It is not shameful to ask, it is shameful to not ask Fortunately, the inventiveness of the human being is dynamic, proactive, manifests itself constantly, there, that we should not surprise, given facts that guarantees protection, creativity in everything that favors him, as it is the case as it says Stephen Battersby, of New Scientist that on the French Riviera, an international team of scientists is building a machine that tries to recreate the Sun. Official site: Pershing Square Capital . It will take tens of thousands of tons of steel and concrete, and a number of less common materials: beryllium, niobium, titanium and tungsten, liquid nitrogen and helium. This eclectic mix of ingredients will be transformed into ITER (English acronym for thermonuclear experimental reactor), the next big step in nuclear fusion research. Hear from experts in the field like stone clinical laboratories for a more varied view. When completed in 2018, the reactor will melt two heavy isotopes of hydrogen to release vast amounts of energy. In theory, the result will be clean electricity, without emissions of carbon and much less radioactive waste that today’s nuclear fission reactors that produce day. It is known that the ITER (International Thermonuclear Experimental Reactor, in Spanish International Thermonuclear Experimental Reactor) is an international consortium formed in 1986, to demonstrate the scientific and technological feasibility of nuclear fusion.

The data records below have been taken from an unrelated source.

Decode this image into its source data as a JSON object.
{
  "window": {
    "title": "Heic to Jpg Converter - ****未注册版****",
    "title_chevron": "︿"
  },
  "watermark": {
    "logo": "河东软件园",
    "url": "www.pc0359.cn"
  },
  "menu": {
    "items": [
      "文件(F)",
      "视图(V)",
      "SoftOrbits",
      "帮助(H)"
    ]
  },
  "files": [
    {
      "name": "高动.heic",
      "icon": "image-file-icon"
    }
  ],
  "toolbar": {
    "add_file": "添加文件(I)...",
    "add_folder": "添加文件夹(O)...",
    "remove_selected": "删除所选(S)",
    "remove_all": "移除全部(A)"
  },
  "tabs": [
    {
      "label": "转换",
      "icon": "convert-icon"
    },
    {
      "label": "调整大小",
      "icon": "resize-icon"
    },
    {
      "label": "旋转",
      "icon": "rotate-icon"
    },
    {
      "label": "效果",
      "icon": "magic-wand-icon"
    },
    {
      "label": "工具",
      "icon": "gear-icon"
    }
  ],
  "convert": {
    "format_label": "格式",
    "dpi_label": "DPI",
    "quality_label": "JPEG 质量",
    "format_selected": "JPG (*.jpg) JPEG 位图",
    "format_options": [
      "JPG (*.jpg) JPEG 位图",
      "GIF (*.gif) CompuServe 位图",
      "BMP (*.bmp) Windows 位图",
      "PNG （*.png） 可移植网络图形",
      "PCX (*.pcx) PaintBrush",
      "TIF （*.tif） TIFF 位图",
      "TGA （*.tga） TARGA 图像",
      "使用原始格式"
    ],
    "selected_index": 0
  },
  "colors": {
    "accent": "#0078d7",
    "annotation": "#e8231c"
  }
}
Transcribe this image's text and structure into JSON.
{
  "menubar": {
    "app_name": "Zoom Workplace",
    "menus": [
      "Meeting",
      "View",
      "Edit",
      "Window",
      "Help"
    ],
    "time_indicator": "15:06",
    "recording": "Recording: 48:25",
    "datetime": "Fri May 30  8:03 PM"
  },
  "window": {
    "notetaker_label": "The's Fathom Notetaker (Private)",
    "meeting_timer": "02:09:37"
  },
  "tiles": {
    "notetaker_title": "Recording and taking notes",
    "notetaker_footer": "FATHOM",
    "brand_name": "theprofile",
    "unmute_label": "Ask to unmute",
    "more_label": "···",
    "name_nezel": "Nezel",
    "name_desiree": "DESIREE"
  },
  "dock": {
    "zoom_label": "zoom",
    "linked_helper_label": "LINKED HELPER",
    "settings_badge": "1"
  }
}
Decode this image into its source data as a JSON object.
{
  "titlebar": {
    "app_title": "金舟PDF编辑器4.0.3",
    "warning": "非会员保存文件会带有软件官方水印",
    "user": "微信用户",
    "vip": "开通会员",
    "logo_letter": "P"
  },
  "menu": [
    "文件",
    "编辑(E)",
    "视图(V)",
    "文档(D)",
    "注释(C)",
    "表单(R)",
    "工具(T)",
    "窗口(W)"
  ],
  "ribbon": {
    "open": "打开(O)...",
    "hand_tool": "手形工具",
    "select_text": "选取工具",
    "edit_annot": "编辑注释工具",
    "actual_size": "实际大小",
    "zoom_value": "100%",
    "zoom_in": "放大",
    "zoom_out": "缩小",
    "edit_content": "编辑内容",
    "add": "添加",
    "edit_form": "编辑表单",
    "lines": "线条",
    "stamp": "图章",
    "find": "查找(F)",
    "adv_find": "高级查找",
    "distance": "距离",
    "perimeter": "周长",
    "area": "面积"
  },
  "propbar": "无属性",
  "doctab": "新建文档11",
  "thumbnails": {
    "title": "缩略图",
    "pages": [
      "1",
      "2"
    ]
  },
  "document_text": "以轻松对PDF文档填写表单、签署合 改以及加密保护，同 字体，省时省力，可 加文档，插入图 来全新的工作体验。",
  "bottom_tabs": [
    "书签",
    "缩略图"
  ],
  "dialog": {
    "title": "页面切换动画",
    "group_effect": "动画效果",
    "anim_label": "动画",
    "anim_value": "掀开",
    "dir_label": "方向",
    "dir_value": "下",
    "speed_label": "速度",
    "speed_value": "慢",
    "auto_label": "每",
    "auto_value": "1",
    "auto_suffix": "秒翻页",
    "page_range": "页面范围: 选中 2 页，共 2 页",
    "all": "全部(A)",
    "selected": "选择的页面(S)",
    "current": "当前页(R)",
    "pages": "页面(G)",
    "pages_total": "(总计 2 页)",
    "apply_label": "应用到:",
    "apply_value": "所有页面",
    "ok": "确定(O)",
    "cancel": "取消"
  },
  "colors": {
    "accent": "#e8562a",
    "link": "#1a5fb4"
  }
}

The ITER will be built in Cadarache (France) and will cost 10. EUR 300 million, making it the second most expensive project after the international space station. ITER also means the way in latin, and this double sense reflects the role of ITER in the enhancement of nuclear fusion as a source of energy for peaceful purposes such as the pointed out Wikipedia, its objective is to test all the necessary elements for the construction and operation of a nuclear fusion reactor that would serve as the trade show, in addition to gathering scientific and technological resources of the research programmes developed in that then by the Soviet Union, the United States, Europe (through EURATOM) and Japan.